Stored items:
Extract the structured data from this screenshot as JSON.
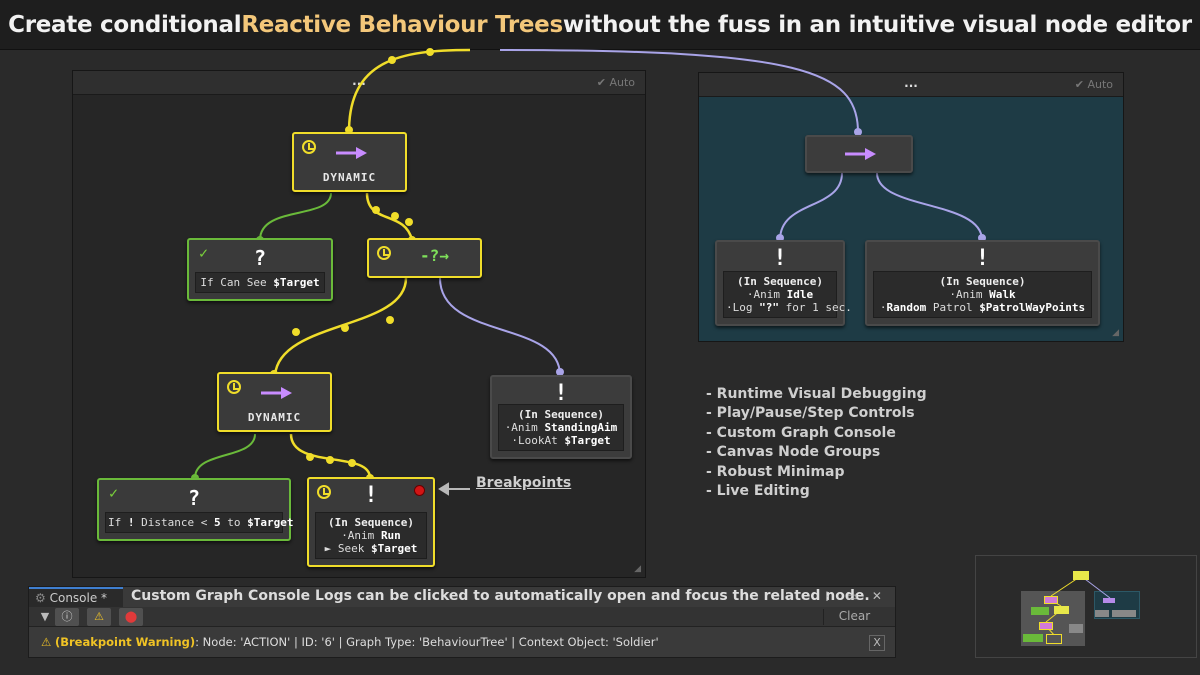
{
  "header": {
    "title_pre": "Create conditional ",
    "title_highlight": "Reactive Behaviour Trees",
    "title_post": " without the fuss in an intuitive visual node editor"
  },
  "left_panel": {
    "title": "...",
    "auto_label": "✔ Auto"
  },
  "right_panel": {
    "title": "...",
    "auto_label": "✔ Auto"
  },
  "nodes": {
    "dynamic_top": {
      "label": "DYNAMIC"
    },
    "condition_see": {
      "symbol": "?",
      "text_pre": "If Can See ",
      "text_bold": "$Target"
    },
    "reactive": {
      "symbol": "-?→"
    },
    "dynamic_bottom": {
      "label": "DYNAMIC"
    },
    "condition_distance": {
      "symbol": "?",
      "text_pre": "If ",
      "text_bang": "!",
      "text_mid": " Distance < ",
      "text_num": "5",
      "text_to": " to ",
      "text_bold": "$Target"
    },
    "action_run": {
      "symbol": "!",
      "title": "(In Sequence)",
      "line1_pre": "·Anim ",
      "line1_bold": "Run",
      "line2_pre": "► Seek ",
      "line2_bold": "$Target"
    },
    "action_aim": {
      "symbol": "!",
      "title": "(In Sequence)",
      "line1_pre": "·Anim ",
      "line1_bold": "StandingAim",
      "line2_pre": "·LookAt ",
      "line2_bold": "$Target"
    },
    "right_root": {
      "symbol": "→"
    },
    "action_idle": {
      "symbol": "!",
      "title": "(In Sequence)",
      "line1_pre": "·Anim ",
      "line1_bold": "Idle",
      "line2_pre": "·Log ",
      "line2_bold": "\"?\"",
      "line2_post": " for 1 sec."
    },
    "action_walk": {
      "symbol": "!",
      "title": "(In Sequence)",
      "line1_pre": "·Anim ",
      "line1_bold": "Walk",
      "line2_pre": "·",
      "line2_bold": "Random",
      "line2_mid": " Patrol ",
      "line2_bold2": "$PatrolWayPoints"
    }
  },
  "breakpoints_label": "Breakpoints",
  "features": [
    "- Runtime Visual Debugging",
    "- Play/Pause/Step Controls",
    "- Custom Graph Console",
    "- Canvas Node Groups",
    "- Robust Minimap",
    "- Live Editing"
  ],
  "console": {
    "tab_label": "Console *",
    "caption": "Custom Graph Console Logs can be clicked to automatically open and focus the related node.",
    "clear_label": "Clear",
    "message_prefix": "(Breakpoint Warning)",
    "message_body": ": Node: 'ACTION' | ID: '6' | Graph Type: 'BehaviourTree' | Context Object: 'Soldier'",
    "close_label": "X",
    "window_icons": "⋮ ▭ ✕"
  },
  "colors": {
    "active_yellow": "#f0dd2a",
    "condition_green": "#6aba3a",
    "inactive_lavender": "#a9a4e8",
    "highlight_text": "#f3c77a",
    "right_canvas": "#1e3b45"
  }
}
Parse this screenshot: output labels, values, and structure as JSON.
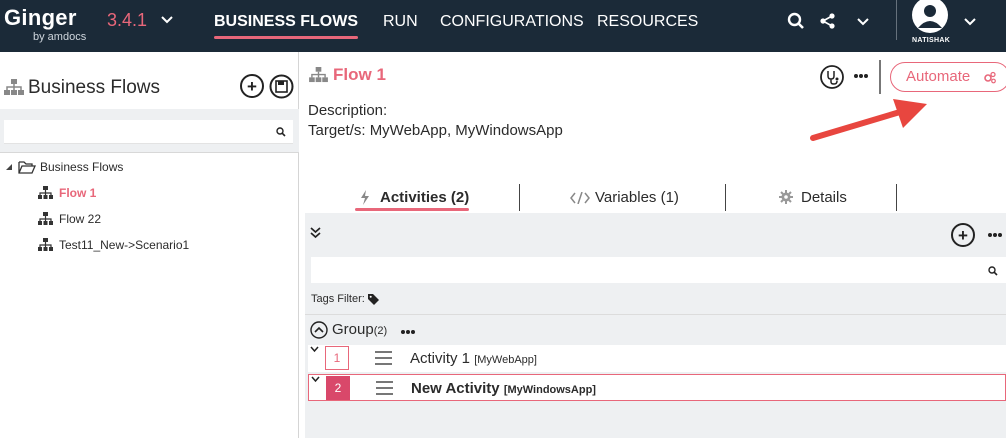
{
  "app": {
    "logo": "Ginger",
    "logo_sub": "by amdocs",
    "version": "3.4.1"
  },
  "nav": {
    "items": [
      {
        "label": "BUSINESS FLOWS"
      },
      {
        "label": "RUN"
      },
      {
        "label": "CONFIGURATIONS"
      },
      {
        "label": "RESOURCES"
      }
    ],
    "user": "NATISHAK"
  },
  "left_pane": {
    "title": "Business Flows",
    "search_value": "",
    "tree": {
      "root": "Business Flows",
      "items": [
        {
          "label": "Flow 1",
          "selected": true
        },
        {
          "label": "Flow 22",
          "selected": false
        },
        {
          "label": "Test11_New->Scenario1",
          "selected": false
        }
      ]
    }
  },
  "main": {
    "flow_title": "Flow 1",
    "description": "Description:",
    "targets": "Target/s: MyWebApp, MyWindowsApp",
    "automate_label": "Automate",
    "tabs": [
      {
        "label": "Activities (2)",
        "active": true
      },
      {
        "label": "Variables (1)",
        "active": false
      },
      {
        "label": "Details",
        "active": false
      }
    ],
    "activities": {
      "search_value": "",
      "tags_filter": "Tags Filter:",
      "group_label": "Group",
      "group_count": "(2)",
      "rows": [
        {
          "num": "1",
          "name": "Activity 1",
          "target": "[MyWebApp]",
          "selected": false
        },
        {
          "num": "2",
          "name": "New Activity",
          "target": "[MyWindowsApp]",
          "selected": true
        }
      ]
    }
  },
  "colors": {
    "accent": "#e8677a",
    "topbar": "#1b2a38",
    "arrow": "#e8463f"
  }
}
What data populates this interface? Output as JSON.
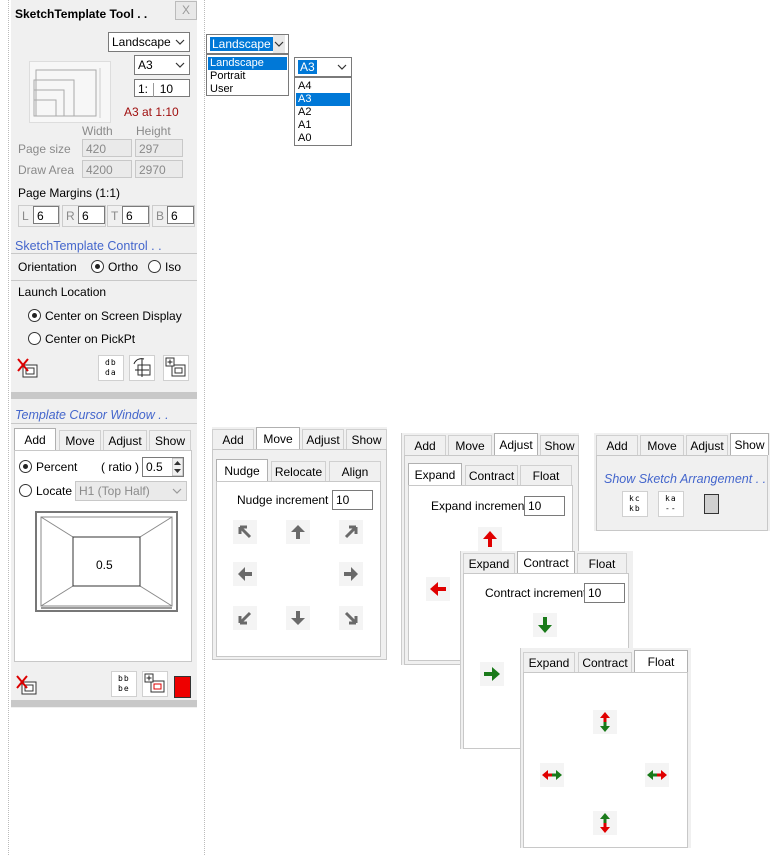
{
  "tool": {
    "title": "SketchTemplate Tool . .",
    "close": "X",
    "orientation_value": "Landscape",
    "paper_value": "A3",
    "scale_prefix": "1:",
    "scale_value": "10",
    "scale_caption": "A3 at 1:10",
    "col_width": "Width",
    "col_height": "Height",
    "page_size_label": "Page size",
    "page_w": "420",
    "page_h": "297",
    "draw_area_label": "Draw Area",
    "draw_w": "4200",
    "draw_h": "2970",
    "margins_label": "Page Margins (1:1)",
    "margins": [
      {
        "k": "L",
        "v": "6"
      },
      {
        "k": "R",
        "v": "6"
      },
      {
        "k": "T",
        "v": "6"
      },
      {
        "k": "B",
        "v": "6"
      }
    ]
  },
  "control": {
    "title": "SketchTemplate Control . .",
    "orientation_label": "Orientation",
    "ortho": "Ortho",
    "iso": "Iso",
    "launch_label": "Launch Location",
    "center_screen": "Center on Screen Display",
    "center_pick": "Center on PickPt",
    "icon_text_1": "db",
    "icon_text_2": "da"
  },
  "cursor": {
    "title": "Template Cursor Window . .",
    "tabs": [
      "Add",
      "Move",
      "Adjust",
      "Show"
    ],
    "percent": "Percent",
    "ratio": "( ratio )",
    "ratio_value": "0.5",
    "locate": "Locate",
    "locate_value": "H1  (Top Half)",
    "preview_value": "0.5",
    "icon_text_1": "bb",
    "icon_text_2": "be",
    "swatch_color": "#ee0000"
  },
  "dropdown_orientation": {
    "value": "Landscape",
    "options": [
      "Landscape",
      "Portrait",
      "User"
    ]
  },
  "dropdown_paper": {
    "value": "A3",
    "options": [
      "A4",
      "A3",
      "A2",
      "A1",
      "A0"
    ]
  },
  "move_panel": {
    "tabs": [
      "Add",
      "Move",
      "Adjust",
      "Show"
    ],
    "subtabs": [
      "Nudge",
      "Relocate",
      "Align"
    ],
    "increment_label": "Nudge increment",
    "increment_value": "10"
  },
  "adjust_panel": {
    "tabs": [
      "Add",
      "Move",
      "Adjust",
      "Show"
    ],
    "subtabs": [
      "Expand",
      "Contract",
      "Float"
    ],
    "increment_label": "Expand increment",
    "increment_value": "10"
  },
  "show_panel": {
    "tabs": [
      "Add",
      "Move",
      "Adjust",
      "Show"
    ],
    "title": "Show Sketch Arrangement . .",
    "icon1_a": "kc",
    "icon1_b": "kb",
    "icon2_a": "ka",
    "icon2_b": "--"
  },
  "contract_panel": {
    "subtabs": [
      "Expand",
      "Contract",
      "Float"
    ],
    "increment_label": "Contract increment",
    "increment_value": "10"
  },
  "float_panel": {
    "subtabs": [
      "Expand",
      "Contract",
      "Float"
    ]
  },
  "colors": {
    "red": "#e00000",
    "green": "#1a7a1a",
    "gray_arrow": "#6a6a6a",
    "accent": "#6f9fd8"
  }
}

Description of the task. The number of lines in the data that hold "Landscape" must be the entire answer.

Response to this task. 3